HOW TO COMPLETE THIS TASK
Please reproduce the listing in its entirety, exactly as written, but without images.

EXTRACTED RECORDS
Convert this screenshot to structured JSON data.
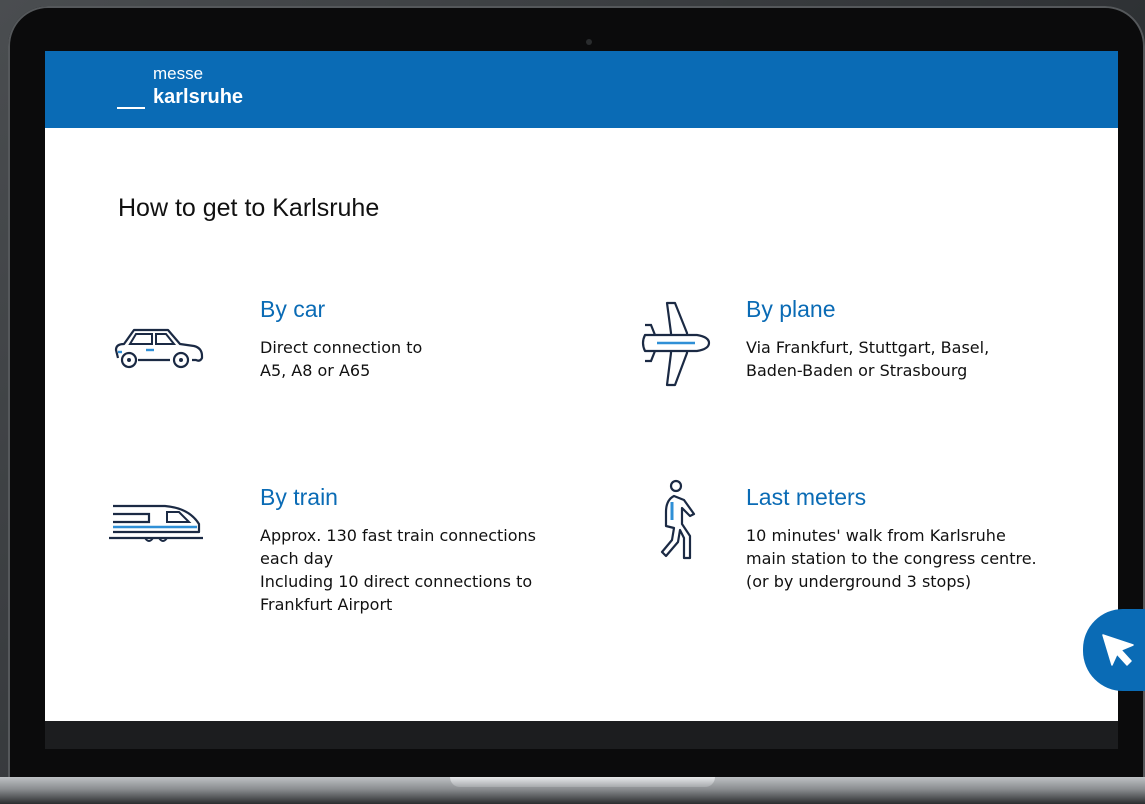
{
  "brand": {
    "line1": "messe",
    "line2": "karlsruhe"
  },
  "page": {
    "title": "How to get to Karlsruhe"
  },
  "options": [
    {
      "title": "By car",
      "icon": "car-icon",
      "lines": [
        "Direct connection to",
        "A5, A8 or A65"
      ]
    },
    {
      "title": "By plane",
      "icon": "plane-icon",
      "lines": [
        "Via Frankfurt, Stuttgart, Basel,",
        "Baden-Baden or Strasbourg"
      ]
    },
    {
      "title": "By train",
      "icon": "train-icon",
      "lines": [
        "Approx. 130 fast train connections",
        "each day",
        "Including 10 direct connections to",
        "Frankfurt Airport"
      ]
    },
    {
      "title": "Last meters",
      "icon": "walking-person-icon",
      "lines": [
        "10 minutes' walk from Karlsruhe",
        "main station to the congress centre.",
        "(or by underground 3 stops)"
      ]
    }
  ],
  "colors": {
    "brand_blue": "#0a6bb5",
    "icon_dark": "#1b2a44",
    "icon_accent": "#2f8fd6"
  },
  "overlay": {
    "icon": "cursor-icon"
  }
}
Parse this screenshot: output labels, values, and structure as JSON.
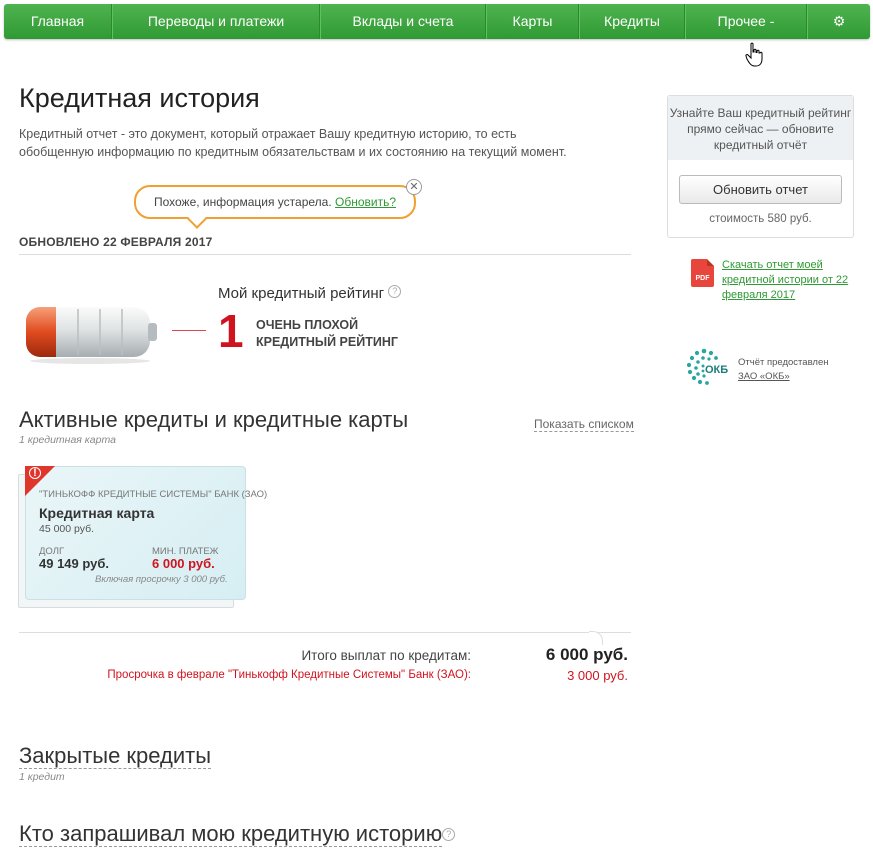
{
  "nav": {
    "items": [
      "Главная",
      "Переводы и платежи",
      "Вклады и счета",
      "Карты",
      "Кредиты",
      "Прочее -"
    ],
    "settings_icon": "gear-icon"
  },
  "page": {
    "title": "Кредитная история",
    "intro": "Кредитный отчет - это документ, который отражает Вашу кредитную историю, то есть обобщенную информацию по кредитным обязательствам и их состоянию на текущий момент."
  },
  "notice": {
    "text": "Похоже, информация устарела.",
    "link": "Обновить?"
  },
  "updated": "ОБНОВЛЕНО 22 ФЕВРАЛЯ 2017",
  "rating": {
    "title": "Мой кредитный рейтинг",
    "value": "1",
    "text": "ОЧЕНЬ ПЛОХОЙ КРЕДИТНЫЙ РЕЙТИНГ",
    "level": 0.2
  },
  "active": {
    "title": "Активные кредиты и кредитные карты",
    "subtitle": "1 кредитная карта",
    "show_list": "Показать списком",
    "card": {
      "bank": "\"ТИНЬКОФФ КРЕДИТНЫЕ СИСТЕМЫ\" БАНК (ЗАО)",
      "name": "Кредитная карта",
      "limit": "45 000 руб.",
      "debt_label": "ДОЛГ",
      "debt_value": "49 149 руб.",
      "min_label": "МИН. ПЛАТЕЖ",
      "min_value": "6 000 руб.",
      "note": "Включая просрочку 3 000 руб."
    }
  },
  "totals": {
    "label": "Итого выплат по кредитам:",
    "value": "6 000 руб.",
    "overdue_label": "Просрочка в феврале \"Тинькофф Кредитные Системы\" Банк (ЗАО):",
    "overdue_value": "3 000 руб."
  },
  "closed": {
    "title": "Закрытые кредиты",
    "subtitle": "1 кредит"
  },
  "requests": {
    "title": "Кто запрашивал мою кредитную историю"
  },
  "sidebar": {
    "promo": "Узнайте Ваш кредитный рейтинг прямо сейчас — обновите кредитный отчёт",
    "button": "Обновить отчет",
    "price": "стоимость 580 руб.",
    "pdf_badge": "PDF",
    "pdf_link": "Скачать отчет моей кредитной истории от 22 февраля 2017",
    "okb_caption": "Отчёт предоставлен",
    "okb_link": "ЗАО «ОКБ»",
    "okb_logo_text": "ОКБ"
  },
  "colors": {
    "nav_green": "#2f9a33",
    "accent_red": "#d0141f",
    "link_green": "#2e9a33",
    "notice_orange": "#f0a030"
  }
}
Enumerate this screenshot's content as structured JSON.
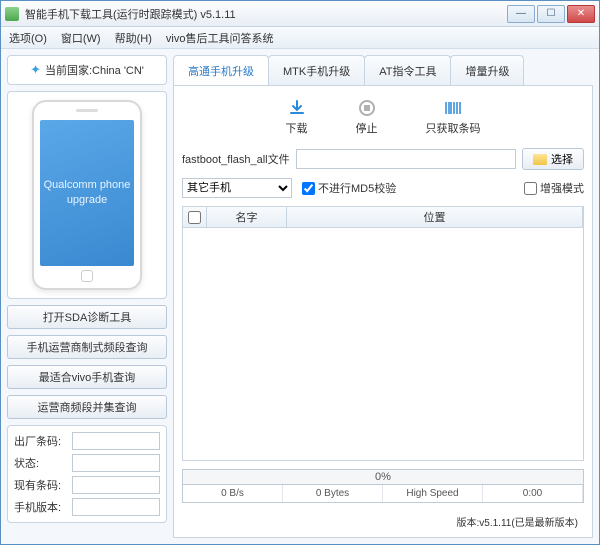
{
  "window": {
    "title": "智能手机下载工具(运行时跟踪模式)   v5.1.11"
  },
  "menu": {
    "options": "选项(O)",
    "window": "窗口(W)",
    "help": "帮助(H)",
    "vivo": "vivo售后工具问答系统"
  },
  "left": {
    "country_label": "当前国家:China 'CN'",
    "phone_text": "Qualcomm phone upgrade",
    "buttons": {
      "sda": "打开SDA诊断工具",
      "carrier": "手机运营商制式频段查询",
      "vivo_query": "最适合vivo手机查询",
      "band_query": "运营商频段并集查询"
    },
    "info": {
      "factory_code": "出厂条码:",
      "status1": "状态:",
      "current_code": "现有条码:",
      "phone_ver": "手机版本:"
    }
  },
  "tabs": {
    "qualcomm": "高通手机升级",
    "mtk": "MTK手机升级",
    "at": "AT指令工具",
    "delta": "增量升级"
  },
  "actions": {
    "download": "下载",
    "stop": "停止",
    "barcode_only": "只获取条码"
  },
  "file": {
    "label": "fastboot_flash_all文件",
    "browse": "选择"
  },
  "options": {
    "device_select": "其它手机",
    "no_md5": "不进行MD5校验",
    "enhanced": "增强模式"
  },
  "grid": {
    "name": "名字",
    "location": "位置"
  },
  "progress": {
    "percent": "0%",
    "speed": "0 B/s",
    "bytes": "0 Bytes",
    "mode": "High Speed",
    "time": "0:00"
  },
  "footer": {
    "version": "版本:v5.1.11(已是最新版本)"
  }
}
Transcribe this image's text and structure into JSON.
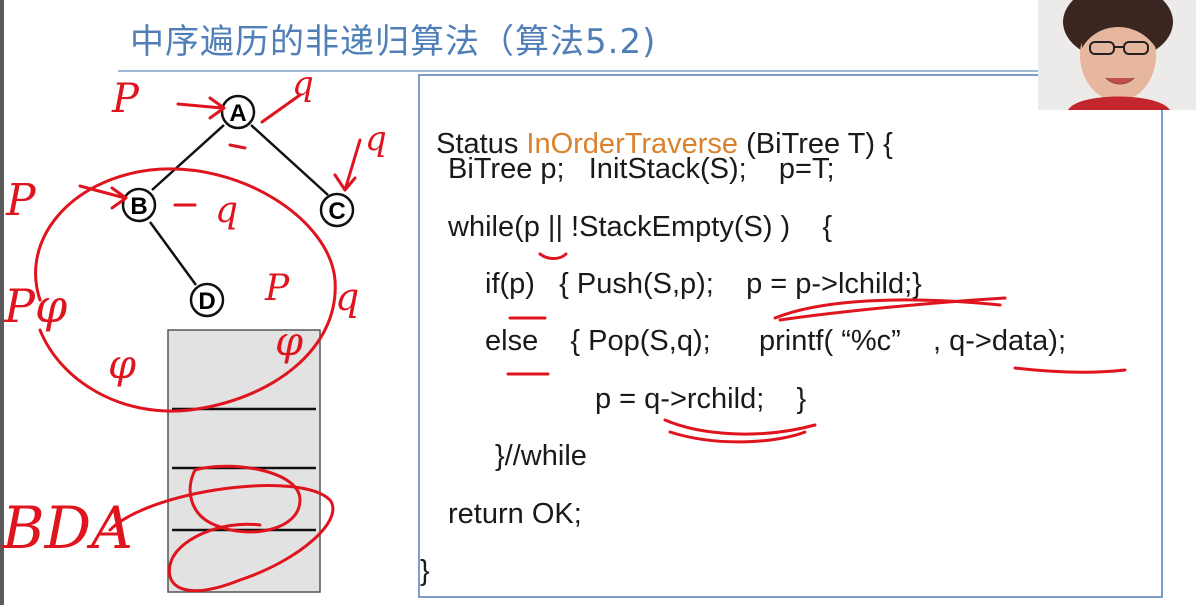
{
  "title": "中序遍历的非递归算法（算法5.2)",
  "code": {
    "line1_pre": "Status ",
    "line1_fn": "InOrderTraverse",
    "line1_post": " (BiTree T) {",
    "line2": "BiTree p;   InitStack(S);    p=T;",
    "line3": "while(p || !StackEmpty(S) )    {",
    "line4": "if(p)   { Push(S,p);    p = p->lchild;}",
    "line5": "else    { Pop(S,q);      printf( “%c”    , q->data);",
    "line6": "p = q->rchild;    }",
    "line7": "}//while",
    "line8": "return OK;",
    "line9": "}"
  },
  "tree": {
    "nodes": [
      "A",
      "B",
      "C",
      "D"
    ]
  },
  "handwriting": {
    "p_top": "P",
    "q_top": "q",
    "q_c": "q",
    "p_left": "P",
    "q_b": "q",
    "p_d": "P",
    "q_d": "q",
    "pphi": "Pφ",
    "phi_left": "φ",
    "phi_right": "φ",
    "output": "BDA"
  },
  "colors": {
    "title": "#4f7fb6",
    "accent": "#d9822b",
    "ink": "#e0141e",
    "border": "#7d9cc8"
  }
}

EXERCISE RESPONSE
Convert this screenshot to structured JSON data.
{
  "brand": {
    "line1": "messe",
    "line2": "karlsruhe"
  },
  "page": {
    "title": "How to get to Karlsruhe"
  },
  "options": [
    {
      "title": "By car",
      "icon": "car-icon",
      "lines": [
        "Direct connection to",
        "A5, A8 or A65"
      ]
    },
    {
      "title": "By plane",
      "icon": "plane-icon",
      "lines": [
        "Via Frankfurt, Stuttgart, Basel,",
        "Baden-Baden or Strasbourg"
      ]
    },
    {
      "title": "By train",
      "icon": "train-icon",
      "lines": [
        "Approx. 130 fast train connections",
        "each day",
        "Including 10 direct connections to",
        "Frankfurt Airport"
      ]
    },
    {
      "title": "Last meters",
      "icon": "walking-person-icon",
      "lines": [
        "10 minutes' walk from Karlsruhe",
        "main station to the congress centre.",
        "(or by underground 3 stops)"
      ]
    }
  ],
  "colors": {
    "brand_blue": "#0a6bb5",
    "icon_dark": "#1b2a44",
    "icon_accent": "#2f8fd6"
  },
  "overlay": {
    "icon": "cursor-icon"
  }
}
Parse this screenshot: output labels, values, and structure as JSON.
{
  "nav": {
    "items": [
      "Главная",
      "Переводы и платежи",
      "Вклады и счета",
      "Карты",
      "Кредиты",
      "Прочее -"
    ],
    "settings_icon": "gear-icon"
  },
  "page": {
    "title": "Кредитная история",
    "intro": "Кредитный отчет - это документ, который отражает Вашу кредитную историю, то есть обобщенную информацию по кредитным обязательствам и их состоянию на текущий момент."
  },
  "notice": {
    "text": "Похоже, информация устарела.",
    "link": "Обновить?"
  },
  "updated": "ОБНОВЛЕНО 22 ФЕВРАЛЯ 2017",
  "rating": {
    "title": "Мой кредитный рейтинг",
    "value": "1",
    "text": "ОЧЕНЬ ПЛОХОЙ КРЕДИТНЫЙ РЕЙТИНГ",
    "level": 0.2
  },
  "active": {
    "title": "Активные кредиты и кредитные карты",
    "subtitle": "1 кредитная карта",
    "show_list": "Показать списком",
    "card": {
      "bank": "\"ТИНЬКОФФ КРЕДИТНЫЕ СИСТЕМЫ\" БАНК (ЗАО)",
      "name": "Кредитная карта",
      "limit": "45 000 руб.",
      "debt_label": "ДОЛГ",
      "debt_value": "49 149 руб.",
      "min_label": "МИН. ПЛАТЕЖ",
      "min_value": "6 000 руб.",
      "note": "Включая просрочку 3 000 руб."
    }
  },
  "totals": {
    "label": "Итого выплат по кредитам:",
    "value": "6 000 руб.",
    "overdue_label": "Просрочка в феврале \"Тинькофф Кредитные Системы\" Банк (ЗАО):",
    "overdue_value": "3 000 руб."
  },
  "closed": {
    "title": "Закрытые кредиты",
    "subtitle": "1 кредит"
  },
  "requests": {
    "title": "Кто запрашивал мою кредитную историю"
  },
  "sidebar": {
    "promo": "Узнайте Ваш кредитный рейтинг прямо сейчас — обновите кредитный отчёт",
    "button": "Обновить отчет",
    "price": "стоимость 580 руб.",
    "pdf_badge": "PDF",
    "pdf_link": "Скачать отчет моей кредитной истории от 22 февраля 2017",
    "okb_caption": "Отчёт предоставлен",
    "okb_link": "ЗАО «ОКБ»",
    "okb_logo_text": "ОКБ"
  },
  "colors": {
    "nav_green": "#2f9a33",
    "accent_red": "#d0141f",
    "link_green": "#2e9a33",
    "notice_orange": "#f0a030"
  }
}
Enumerate this screenshot's content as structured JSON.
{
  "window": {
    "title": "智能手机下载工具(运行时跟踪模式)   v5.1.11"
  },
  "menu": {
    "options": "选项(O)",
    "window": "窗口(W)",
    "help": "帮助(H)",
    "vivo": "vivo售后工具问答系统"
  },
  "left": {
    "country_label": "当前国家:China 'CN'",
    "phone_text": "Qualcomm phone upgrade",
    "buttons": {
      "sda": "打开SDA诊断工具",
      "carrier": "手机运营商制式频段查询",
      "vivo_query": "最适合vivo手机查询",
      "band_query": "运营商频段并集查询"
    },
    "info": {
      "factory_code": "出厂条码:",
      "status1": "状态:",
      "current_code": "现有条码:",
      "phone_ver": "手机版本:"
    }
  },
  "tabs": {
    "qualcomm": "高通手机升级",
    "mtk": "MTK手机升级",
    "at": "AT指令工具",
    "delta": "增量升级"
  },
  "actions": {
    "download": "下载",
    "stop": "停止",
    "barcode_only": "只获取条码"
  },
  "file": {
    "label": "fastboot_flash_all文件",
    "browse": "选择"
  },
  "options": {
    "device_select": "其它手机",
    "no_md5": "不进行MD5校验",
    "enhanced": "增强模式"
  },
  "grid": {
    "name": "名字",
    "location": "位置"
  },
  "progress": {
    "percent": "0%",
    "speed": "0 B/s",
    "bytes": "0 Bytes",
    "mode": "High Speed",
    "time": "0:00"
  },
  "footer": {
    "version": "版本:v5.1.11(已是最新版本)"
  }
}
Transcribe this image's text and structure into JSON.
{
  "title": "中序遍历的非递归算法（算法5.2)",
  "code": {
    "line1_pre": "Status ",
    "line1_fn": "InOrderTraverse",
    "line1_post": " (BiTree T) {",
    "line2": "BiTree p;   InitStack(S);    p=T;",
    "line3": "while(p || !StackEmpty(S) )    {",
    "line4": "if(p)   { Push(S,p);    p = p->lchild;}",
    "line5": "else    { Pop(S,q);      printf( “%c”    , q->data);",
    "line6": "p = q->rchild;    }",
    "line7": "}//while",
    "line8": "return OK;",
    "line9": "}"
  },
  "tree": {
    "nodes": [
      "A",
      "B",
      "C",
      "D"
    ]
  },
  "handwriting": {
    "p_top": "P",
    "q_top": "q",
    "q_c": "q",
    "p_left": "P",
    "q_b": "q",
    "p_d": "P",
    "q_d": "q",
    "pphi": "Pφ",
    "phi_left": "φ",
    "phi_right": "φ",
    "output": "BDA"
  },
  "colors": {
    "title": "#4f7fb6",
    "accent": "#d9822b",
    "ink": "#e0141e",
    "border": "#7d9cc8"
  }
}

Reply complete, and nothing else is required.